Seeing a chance
But even those who have moved to Germany in difficult circumstances, battling tough regulations or an ongoing pandemic, can see the opportunities. And many are slowly but surely building their own life in the country.
Through the most difficult early years of her more than two decades in Germany, Ruxandra says she could see a chance for herself to create something better than anything that Romania could offer.
Eventually, after the couple had moved to Hesse, a male partner of one of the migrant IT specialists who was also affected by the ban on work approached the government and demanded change.
“He went up to Berlin and said: Do you want us all to be alcoholics? You have to allow us to work – we’re all educated people,” she says. After a successful campaign, the rules were changed in 2003, paving the way for people like Ruxandra to finally find employment.
The second she was able to, she took up a job as a private day-care worker, and then at a Gymnasium, or grammar school. The day their permanent residency permits came through, she bought a newspaper and looked for a house to buy, because she hated the idea of paying rent.
Sooner or later, she saw an opportunity to help other migrants who were struggling like she did. She took her hard-won language skills and set up an online German language school.
Her specialism, she says, is helping people who need to pass exams in order to study or stay in the country. In 2020, she helped several British people achieve the B1 certificate they needed to apply for citizenship before the Brexit cut-off date.
“It’s something that I was born to do,” Ruxandra says. “It took long years and long hours of work to be able to teach a language that I never learnt in school, but I learn every day, even now, with my students.”
For teacher Kim in Frankfurt, who moved from Japan to be with her partner, the game-changer was making her own set of friends through expat groups like InterNations, book clubs and social media communities.
“It was one of my New Year’s resolutions, actually, after the great lockdown of last winter, to make my own circle of friends,” she says. “Victor’s like, Why can’t you just be friends with my friends?
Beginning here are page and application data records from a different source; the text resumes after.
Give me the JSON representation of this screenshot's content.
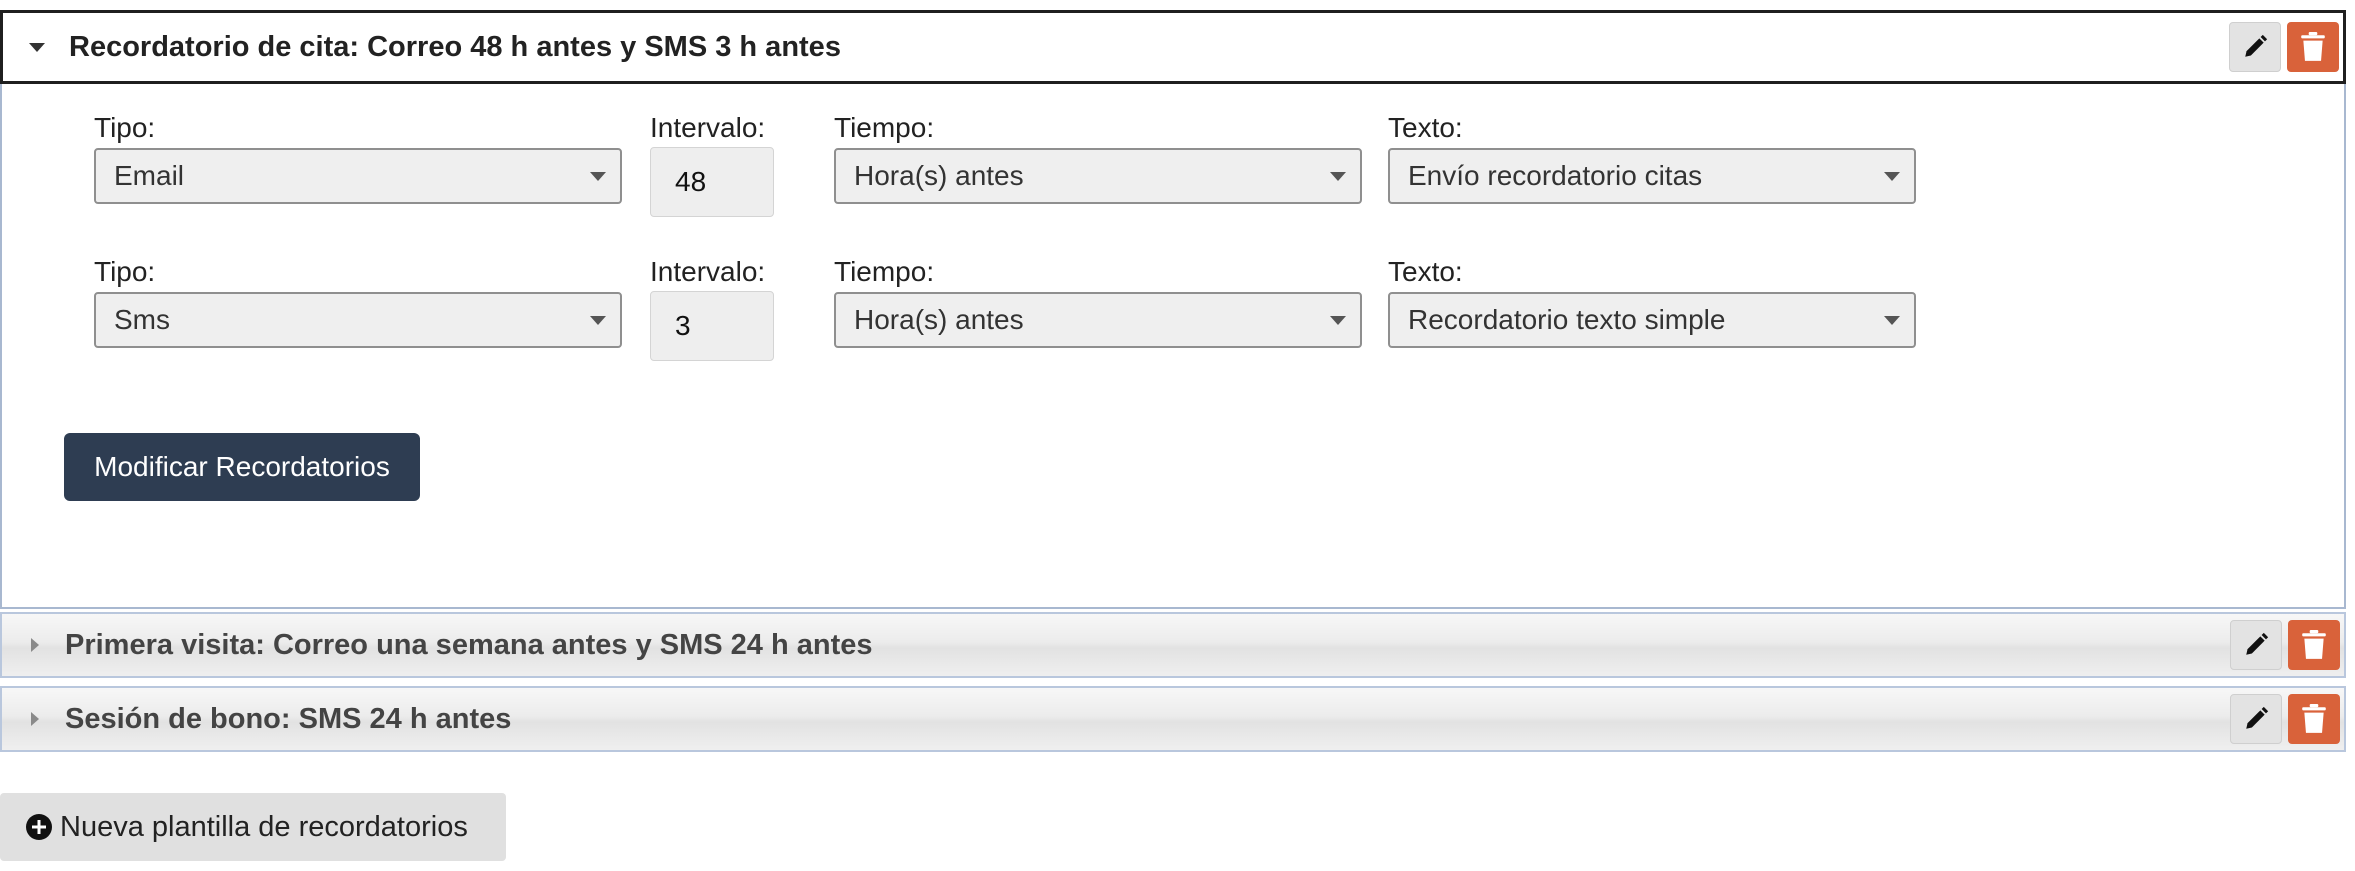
{
  "templates": [
    {
      "title": "Recordatorio de cita: Correo 48 h antes y SMS 3 h antes",
      "expanded": true,
      "rows": [
        {
          "tipo_label": "Tipo:",
          "tipo_value": "Email",
          "intervalo_label": "Intervalo:",
          "intervalo_value": "48",
          "tiempo_label": "Tiempo:",
          "tiempo_value": "Hora(s) antes",
          "texto_label": "Texto:",
          "texto_value": "Envío recordatorio citas"
        },
        {
          "tipo_label": "Tipo:",
          "tipo_value": "Sms",
          "intervalo_label": "Intervalo:",
          "intervalo_value": "3",
          "tiempo_label": "Tiempo:",
          "tiempo_value": "Hora(s) antes",
          "texto_label": "Texto:",
          "texto_value": "Recordatorio texto simple"
        }
      ],
      "submit_label": "Modificar Recordatorios"
    },
    {
      "title": "Primera visita: Correo una semana antes y SMS 24 h antes",
      "expanded": false
    },
    {
      "title": "Sesión de bono: SMS 24 h antes",
      "expanded": false
    }
  ],
  "new_template_label": "Nueva plantilla de recordatorios",
  "icons": {
    "edit": "pencil-icon",
    "delete": "trash-icon",
    "add": "plus-circle-icon",
    "expanded": "caret-down-icon",
    "collapsed": "caret-right-icon"
  },
  "colors": {
    "delete_button": "#d9623a",
    "primary_button": "#2e3d52",
    "edit_button": "#e3e3e3"
  }
}
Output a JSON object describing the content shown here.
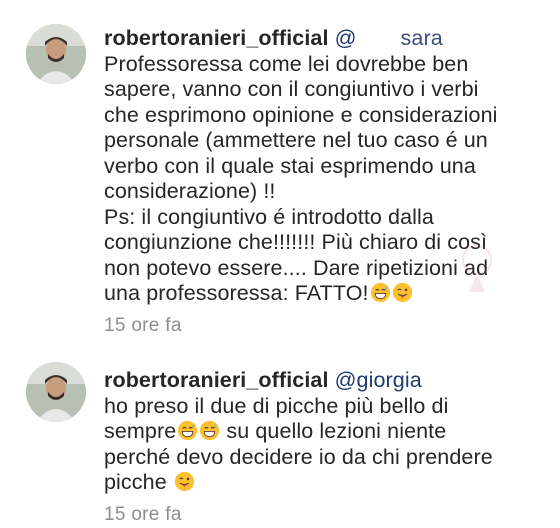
{
  "comments": [
    {
      "username": "robertoranieri_official",
      "mention": "@",
      "mention_name": "sara",
      "lines": [
        "Professoressa come lei dovrebbe ben",
        "sapere, vanno con il congiuntivo i verbi",
        "che esprimono opinione e considerazioni",
        "personale (ammettere nel tuo caso é un",
        "verbo con il quale stai esprimendo una",
        "considerazione) !!",
        "Ps: il congiuntivo é introdotto dalla",
        "congiunzione che!!!!!!! Più chiaro di così",
        "non potevo essere.... Dare ripetizioni ad",
        "una professoressa: FATTO!"
      ],
      "emojis": [
        "grinning-sweat-emoji",
        "winking-tongue-emoji"
      ],
      "timestamp": "15 ore fa"
    },
    {
      "username": "robertoranieri_official",
      "mention": "@giorgia",
      "lines_before_emoji": "ho preso il due di picche più bello di",
      "line2": "sempre",
      "line2_after": " su quello lezioni niente",
      "line3": "perché devo decidere io da chi prendere",
      "line4": "picche ",
      "emojis_line2": [
        "grinning-sweat-emoji",
        "grinning-sweat-emoji"
      ],
      "emojis_line4": [
        "winking-tongue-emoji"
      ],
      "timestamp": "15 ore fa"
    }
  ],
  "colors": {
    "text": "#262626",
    "username": "#262626",
    "mention": "#1f3b6e",
    "timestamp": "#8e8e8e",
    "emoji_face": "#fbc02d"
  }
}
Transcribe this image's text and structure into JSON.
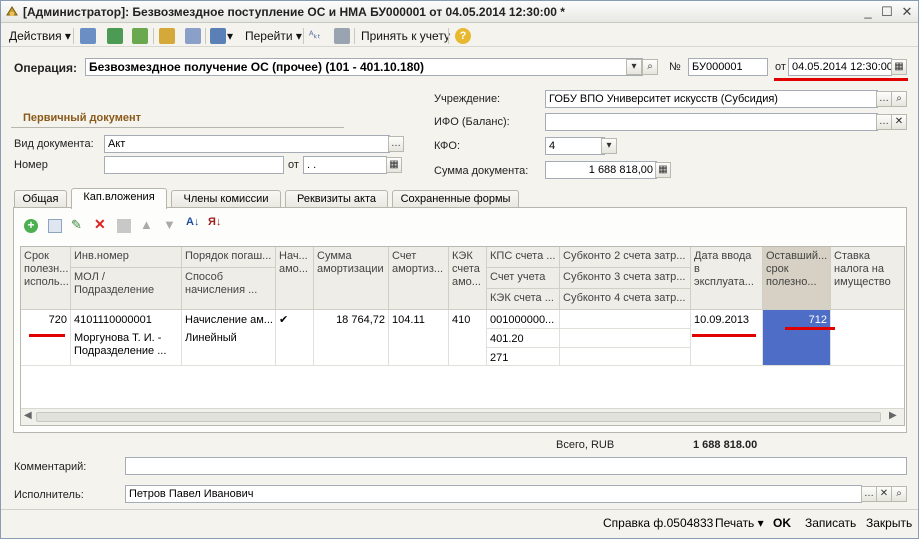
{
  "window": {
    "title": "[Администратор]: Безвозмездное поступление ОС и НМА БУ000001 от 04.05.2014 12:30:00 *"
  },
  "toolbar": {
    "actions": "Действия",
    "goto": "Перейти",
    "accept": "Принять к учету"
  },
  "header": {
    "operation_label": "Операция:",
    "operation_value": "Безвозмездное получение ОС (прочее) (101 - 401.10.180)",
    "number_label": "№",
    "number_value": "БУ000001",
    "date_from_label": "от",
    "date_value": "04.05.2014 12:30:00",
    "institution_label": "Учреждение:",
    "institution_value": "ГОБУ ВПО Университет искусств (Субсидия)",
    "ifo_label": "ИФО (Баланс):",
    "ifo_value": "",
    "kfo_label": "КФО:",
    "kfo_value": "4",
    "sum_label": "Сумма документа:",
    "sum_value": "1 688 818,00"
  },
  "primary_doc": {
    "section_title": "Первичный документ",
    "doc_type_label": "Вид документа:",
    "doc_type_value": "Акт",
    "number_label": "Номер",
    "number_value": "",
    "from_label": "от",
    "date_value": " .  ."
  },
  "tabs": [
    "Общая",
    "Кап.вложения",
    "Члены комиссии",
    "Реквизиты акта",
    "Сохраненные формы"
  ],
  "grid": {
    "headers": {
      "c1": "Срок полезн... исполь...",
      "c2a": "Инв.номер",
      "c2b": "МОЛ / Подразделение",
      "c3a": "Порядок погаш...",
      "c3b": "Способ начисления ...",
      "c4": "Нач... амо...",
      "c5": "Сумма амортизации",
      "c6": "Счет амортиз...",
      "c7": "КЭК счета амо...",
      "c8a": "КПС счета ...",
      "c8b": "Счет учета ...",
      "c8c": "КЭК счета ...",
      "c9a": "Субконто 2 счета затр...",
      "c9b": "Субконто 3 счета затр...",
      "c9c": "Субконто 4 счета затр...",
      "c10": "Дата ввода в эксплуата...",
      "c11": "Оставший... срок полезно...",
      "c12": "Ставка налога на имущество"
    },
    "row": {
      "useful_life": "720",
      "inv_number": "4101110000001",
      "mol": "Моргунова Т. И. - Подразделение ...",
      "order_a": "Начисление ам...",
      "order_b": "Линейный",
      "accrue": "✔",
      "amort_sum": "18 764,72",
      "amort_account": "104.11",
      "kek_amort": "410",
      "kps": "001000000...",
      "account": "401.20",
      "kek": "271",
      "commission_date": "10.09.2013",
      "remaining_life": "712"
    }
  },
  "totals": {
    "label": "Всего, RUB",
    "value": "1 688 818.00"
  },
  "footer": {
    "comment_label": "Комментарий:",
    "comment_value": "",
    "executor_label": "Исполнитель:",
    "executor_value": "Петров Павел Иванович"
  },
  "statusbar": {
    "help": "Справка ф.0504833",
    "print": "Печать",
    "ok": "OK",
    "save": "Записать",
    "close": "Закрыть"
  },
  "colors": {
    "highlight_cell": "#4e6dc6",
    "annotation_red": "#e00000",
    "section_title": "#8a5a1a"
  }
}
And I say, then I’m totally dependent on you. So I’ve made an active choice and since January I’ve been going out on the weekends, just trying to round out my life.”
Chris in North Rhine-Westphalia, who left his farm in Spain, also sees the challenges as an opportunity and is determined to make it work.
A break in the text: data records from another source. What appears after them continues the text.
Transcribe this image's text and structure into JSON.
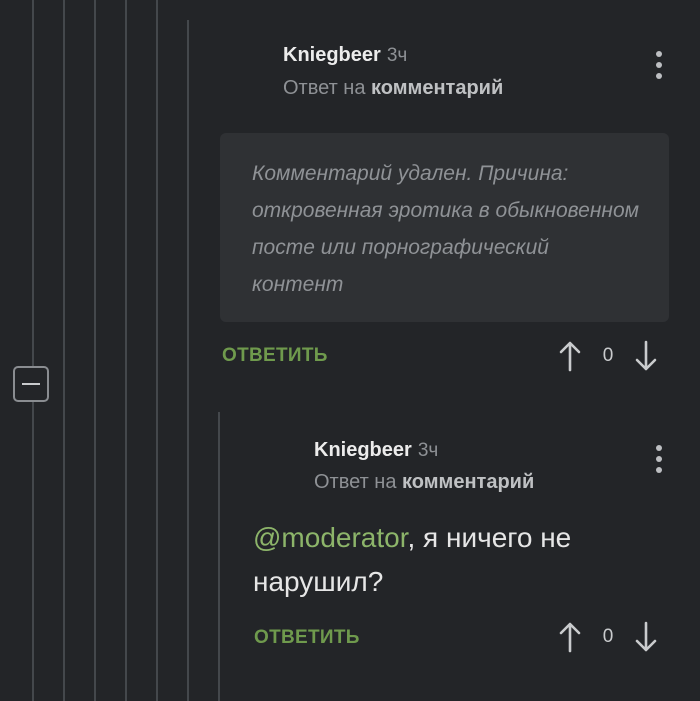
{
  "colors": {
    "background": "#232528",
    "thread_line": "#44484c",
    "deleted_box": "#2f3134",
    "accent_green": "#6f9a4d",
    "mention_green": "#8db56a"
  },
  "comments": [
    {
      "author": "Kniegbeer",
      "time": "3ч",
      "reply_prefix": "Ответ на",
      "reply_target": "комментарий",
      "deleted_text": "Комментарий удален. Причина: откровенная эротика в обыкновенном посте или порнографический контент",
      "reply_label": "ОТВЕТИТЬ",
      "score": "0",
      "upvote_icon": "arrow-up-icon",
      "downvote_icon": "arrow-down-icon",
      "menu_icon": "more-vertical-icon"
    },
    {
      "author": "Kniegbeer",
      "time": "3ч",
      "reply_prefix": "Ответ на",
      "reply_target": "комментарий",
      "mention": "@moderator",
      "text": ", я ничего не нарушил?",
      "reply_label": "ОТВЕТИТЬ",
      "score": "0",
      "upvote_icon": "arrow-up-icon",
      "downvote_icon": "arrow-down-icon",
      "menu_icon": "more-vertical-icon"
    }
  ],
  "collapse_icon": "minus-icon"
}
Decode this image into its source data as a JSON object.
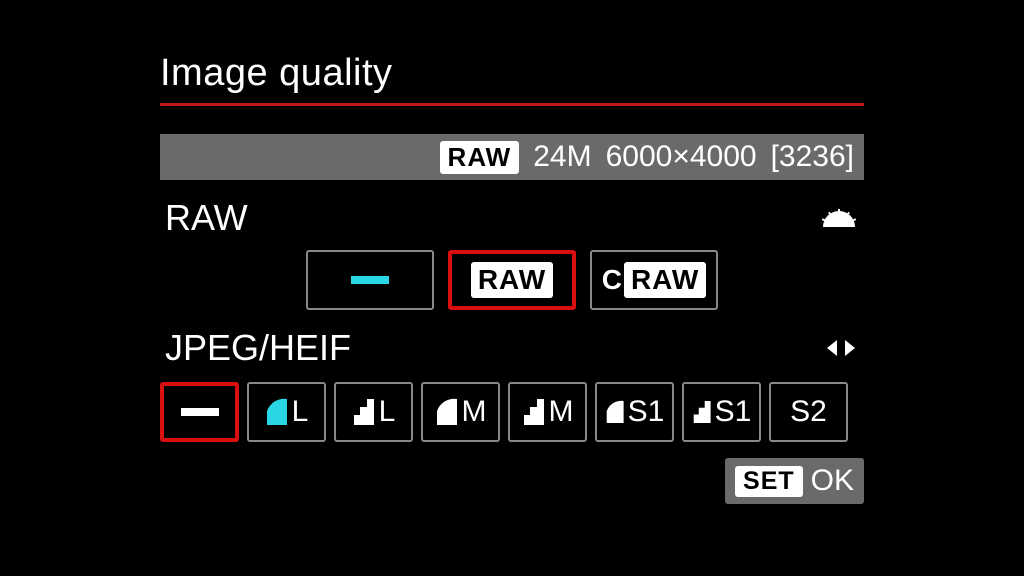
{
  "title": "Image quality",
  "info": {
    "badge": "RAW",
    "mp": "24M",
    "dims": "6000×4000",
    "shots": "[3236]"
  },
  "raw_section": {
    "label": "RAW",
    "options": {
      "none": "—",
      "raw": "RAW",
      "craw_c": "C",
      "craw_raw": "RAW"
    }
  },
  "jpeg_section": {
    "label": "JPEG/HEIF",
    "sizes": {
      "l": "L",
      "m": "M",
      "s1": "S1",
      "s2": "S2"
    }
  },
  "footer": {
    "set": "SET",
    "ok": "OK"
  }
}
“10 years is not a long time,” he says. “15 years is not a long time, 20 years is not a long time in the grand scheme of things. And you can do so much in that amount of time, and experience so much, and it’s only something that will improve your life.”
What the future holds
So, what’s next for this group of couples who are making their lives in Germany, and will they choose to stay?
Kim and Victor are planning to spend half their year in sunnier climates – ideally near a beach – but say they will likely spend summers in Germany for the rest of their lives.
Ruxandra is still running her successful teaching business, her daughter works in Brussels for Sustainable Europe, and her husband has taken up a sailing hobby. They still live in the house in Hesse that they bought all those years ago and are thrilled they chose to stay.
David is still struggling with the alien culture in Germany, but spends many hours out in the mountains on his bike to keep himself sane. He and Vanessa are expecting their first child in the middle of February, and he wonders if that might bring him closer to the country.
“They tell me that changes your perspective,” he says.
Chris and Marina are still busy doing up their house and making space to start a family.
“We don’t know what the future is going to bring or what opportunities are going to be offered to us,” he says. “It’s just a case of seeing how it goes and doing the best that we can in the time that we have. Plan for the future and all you do for now can only help you in the future, you know?
“I find myself in Germany with the woman I love, living in the life,” he adds. “Not to mention freezing cold!”